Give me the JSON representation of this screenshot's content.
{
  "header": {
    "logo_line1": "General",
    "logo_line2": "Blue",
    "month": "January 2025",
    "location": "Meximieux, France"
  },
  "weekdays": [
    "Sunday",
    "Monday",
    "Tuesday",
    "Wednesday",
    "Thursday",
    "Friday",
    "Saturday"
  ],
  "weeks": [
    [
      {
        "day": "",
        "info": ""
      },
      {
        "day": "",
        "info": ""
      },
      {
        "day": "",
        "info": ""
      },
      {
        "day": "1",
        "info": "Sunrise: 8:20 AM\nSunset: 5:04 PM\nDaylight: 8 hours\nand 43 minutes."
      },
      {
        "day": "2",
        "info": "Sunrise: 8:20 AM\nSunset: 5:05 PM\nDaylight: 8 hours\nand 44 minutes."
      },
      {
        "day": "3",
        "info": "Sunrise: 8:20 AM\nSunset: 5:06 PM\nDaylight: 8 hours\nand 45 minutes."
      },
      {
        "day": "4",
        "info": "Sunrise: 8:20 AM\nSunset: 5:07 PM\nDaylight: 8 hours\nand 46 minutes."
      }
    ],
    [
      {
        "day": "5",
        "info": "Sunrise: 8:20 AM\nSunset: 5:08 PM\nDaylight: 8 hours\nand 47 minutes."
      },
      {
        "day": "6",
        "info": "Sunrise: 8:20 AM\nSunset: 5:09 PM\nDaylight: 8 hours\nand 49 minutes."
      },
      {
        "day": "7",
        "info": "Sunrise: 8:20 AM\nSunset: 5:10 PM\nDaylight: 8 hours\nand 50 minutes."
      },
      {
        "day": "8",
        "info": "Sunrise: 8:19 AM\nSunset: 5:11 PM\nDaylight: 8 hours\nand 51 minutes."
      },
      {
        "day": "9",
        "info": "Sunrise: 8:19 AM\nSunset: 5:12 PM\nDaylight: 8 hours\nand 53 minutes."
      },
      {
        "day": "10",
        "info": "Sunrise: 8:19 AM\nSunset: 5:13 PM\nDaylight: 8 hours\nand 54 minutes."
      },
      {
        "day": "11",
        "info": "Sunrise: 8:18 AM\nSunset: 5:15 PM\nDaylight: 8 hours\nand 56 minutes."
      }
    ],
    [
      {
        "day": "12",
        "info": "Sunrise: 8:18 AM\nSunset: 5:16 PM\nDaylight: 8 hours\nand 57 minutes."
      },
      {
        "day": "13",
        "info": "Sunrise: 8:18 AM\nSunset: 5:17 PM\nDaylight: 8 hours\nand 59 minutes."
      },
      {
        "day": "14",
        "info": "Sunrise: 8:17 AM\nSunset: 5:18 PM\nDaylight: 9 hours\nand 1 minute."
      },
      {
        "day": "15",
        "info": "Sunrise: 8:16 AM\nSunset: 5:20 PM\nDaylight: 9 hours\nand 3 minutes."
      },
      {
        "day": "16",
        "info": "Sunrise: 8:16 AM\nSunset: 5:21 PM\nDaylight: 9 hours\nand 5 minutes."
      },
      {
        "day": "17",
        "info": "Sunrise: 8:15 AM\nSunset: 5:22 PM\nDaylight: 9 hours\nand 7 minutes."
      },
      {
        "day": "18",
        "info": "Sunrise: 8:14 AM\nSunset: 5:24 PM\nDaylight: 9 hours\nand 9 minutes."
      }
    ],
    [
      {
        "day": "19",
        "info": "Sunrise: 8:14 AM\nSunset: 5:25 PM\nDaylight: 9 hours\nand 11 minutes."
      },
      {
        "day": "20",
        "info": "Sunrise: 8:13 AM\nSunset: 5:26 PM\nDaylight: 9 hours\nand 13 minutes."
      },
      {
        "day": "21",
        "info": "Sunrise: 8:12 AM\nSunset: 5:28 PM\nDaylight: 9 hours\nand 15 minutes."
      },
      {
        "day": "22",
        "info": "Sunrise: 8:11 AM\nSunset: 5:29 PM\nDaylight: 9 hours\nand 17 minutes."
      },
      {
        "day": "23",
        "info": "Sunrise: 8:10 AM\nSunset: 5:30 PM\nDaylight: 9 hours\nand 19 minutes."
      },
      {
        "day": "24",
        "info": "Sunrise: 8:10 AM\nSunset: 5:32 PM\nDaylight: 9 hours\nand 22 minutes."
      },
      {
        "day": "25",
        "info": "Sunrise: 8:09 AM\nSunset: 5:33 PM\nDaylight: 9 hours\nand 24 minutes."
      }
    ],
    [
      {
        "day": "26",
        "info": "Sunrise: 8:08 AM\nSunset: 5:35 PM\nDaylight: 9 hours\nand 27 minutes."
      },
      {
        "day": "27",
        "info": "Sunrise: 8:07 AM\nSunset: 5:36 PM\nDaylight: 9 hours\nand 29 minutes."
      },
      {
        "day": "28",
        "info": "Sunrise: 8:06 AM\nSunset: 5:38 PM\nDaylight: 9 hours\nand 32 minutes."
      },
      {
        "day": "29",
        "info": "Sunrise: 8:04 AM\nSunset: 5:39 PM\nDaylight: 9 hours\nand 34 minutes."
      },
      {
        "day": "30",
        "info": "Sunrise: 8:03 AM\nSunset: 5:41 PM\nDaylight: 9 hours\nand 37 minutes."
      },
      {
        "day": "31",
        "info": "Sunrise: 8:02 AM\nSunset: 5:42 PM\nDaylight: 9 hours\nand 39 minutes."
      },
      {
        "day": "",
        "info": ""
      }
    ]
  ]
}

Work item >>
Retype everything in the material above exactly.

Written solution >>
Give me the JSON representation of this screenshot's content.
{
  "header": {
    "logo_line1": "General",
    "logo_line2": "Blue",
    "month": "January 2025",
    "location": "Meximieux, France"
  },
  "weekdays": [
    "Sunday",
    "Monday",
    "Tuesday",
    "Wednesday",
    "Thursday",
    "Friday",
    "Saturday"
  ],
  "weeks": [
    [
      {
        "day": "",
        "info": ""
      },
      {
        "day": "",
        "info": ""
      },
      {
        "day": "",
        "info": ""
      },
      {
        "day": "1",
        "info": "Sunrise: 8:20 AM\nSunset: 5:04 PM\nDaylight: 8 hours\nand 43 minutes."
      },
      {
        "day": "2",
        "info": "Sunrise: 8:20 AM\nSunset: 5:05 PM\nDaylight: 8 hours\nand 44 minutes."
      },
      {
        "day": "3",
        "info": "Sunrise: 8:20 AM\nSunset: 5:06 PM\nDaylight: 8 hours\nand 45 minutes."
      },
      {
        "day": "4",
        "info": "Sunrise: 8:20 AM\nSunset: 5:07 PM\nDaylight: 8 hours\nand 46 minutes."
      }
    ],
    [
      {
        "day": "5",
        "info": "Sunrise: 8:20 AM\nSunset: 5:08 PM\nDaylight: 8 hours\nand 47 minutes."
      },
      {
        "day": "6",
        "info": "Sunrise: 8:20 AM\nSunset: 5:09 PM\nDaylight: 8 hours\nand 49 minutes."
      },
      {
        "day": "7",
        "info": "Sunrise: 8:20 AM\nSunset: 5:10 PM\nDaylight: 8 hours\nand 50 minutes."
      },
      {
        "day": "8",
        "info": "Sunrise: 8:19 AM\nSunset: 5:11 PM\nDaylight: 8 hours\nand 51 minutes."
      },
      {
        "day": "9",
        "info": "Sunrise: 8:19 AM\nSunset: 5:12 PM\nDaylight: 8 hours\nand 53 minutes."
      },
      {
        "day": "10",
        "info": "Sunrise: 8:19 AM\nSunset: 5:13 PM\nDaylight: 8 hours\nand 54 minutes."
      },
      {
        "day": "11",
        "info": "Sunrise: 8:18 AM\nSunset: 5:15 PM\nDaylight: 8 hours\nand 56 minutes."
      }
    ],
    [
      {
        "day": "12",
        "info": "Sunrise: 8:18 AM\nSunset: 5:16 PM\nDaylight: 8 hours\nand 57 minutes."
      },
      {
        "day": "13",
        "info": "Sunrise: 8:18 AM\nSunset: 5:17 PM\nDaylight: 8 hours\nand 59 minutes."
      },
      {
        "day": "14",
        "info": "Sunrise: 8:17 AM\nSunset: 5:18 PM\nDaylight: 9 hours\nand 1 minute."
      },
      {
        "day": "15",
        "info": "Sunrise: 8:16 AM\nSunset: 5:20 PM\nDaylight: 9 hours\nand 3 minutes."
      },
      {
        "day": "16",
        "info": "Sunrise: 8:16 AM\nSunset: 5:21 PM\nDaylight: 9 hours\nand 5 minutes."
      },
      {
        "day": "17",
        "info": "Sunrise: 8:15 AM\nSunset: 5:22 PM\nDaylight: 9 hours\nand 7 minutes."
      },
      {
        "day": "18",
        "info": "Sunrise: 8:14 AM\nSunset: 5:24 PM\nDaylight: 9 hours\nand 9 minutes."
      }
    ],
    [
      {
        "day": "19",
        "info": "Sunrise: 8:14 AM\nSunset: 5:25 PM\nDaylight: 9 hours\nand 11 minutes."
      },
      {
        "day": "20",
        "info": "Sunrise: 8:13 AM\nSunset: 5:26 PM\nDaylight: 9 hours\nand 13 minutes."
      },
      {
        "day": "21",
        "info": "Sunrise: 8:12 AM\nSunset: 5:28 PM\nDaylight: 9 hours\nand 15 minutes."
      },
      {
        "day": "22",
        "info": "Sunrise: 8:11 AM\nSunset: 5:29 PM\nDaylight: 9 hours\nand 17 minutes."
      },
      {
        "day": "23",
        "info": "Sunrise: 8:10 AM\nSunset: 5:30 PM\nDaylight: 9 hours\nand 19 minutes."
      },
      {
        "day": "24",
        "info": "Sunrise: 8:10 AM\nSunset: 5:32 PM\nDaylight: 9 hours\nand 22 minutes."
      },
      {
        "day": "25",
        "info": "Sunrise: 8:09 AM\nSunset: 5:33 PM\nDaylight: 9 hours\nand 24 minutes."
      }
    ],
    [
      {
        "day": "26",
        "info": "Sunrise: 8:08 AM\nSunset: 5:35 PM\nDaylight: 9 hours\nand 27 minutes."
      },
      {
        "day": "27",
        "info": "Sunrise: 8:07 AM\nSunset: 5:36 PM\nDaylight: 9 hours\nand 29 minutes."
      },
      {
        "day": "28",
        "info": "Sunrise: 8:06 AM\nSunset: 5:38 PM\nDaylight: 9 hours\nand 32 minutes."
      },
      {
        "day": "29",
        "info": "Sunrise: 8:04 AM\nSunset: 5:39 PM\nDaylight: 9 hours\nand 34 minutes."
      },
      {
        "day": "30",
        "info": "Sunrise: 8:03 AM\nSunset: 5:41 PM\nDaylight: 9 hours\nand 37 minutes."
      },
      {
        "day": "31",
        "info": "Sunrise: 8:02 AM\nSunset: 5:42 PM\nDaylight: 9 hours\nand 39 minutes."
      },
      {
        "day": "",
        "info": ""
      }
    ]
  ]
}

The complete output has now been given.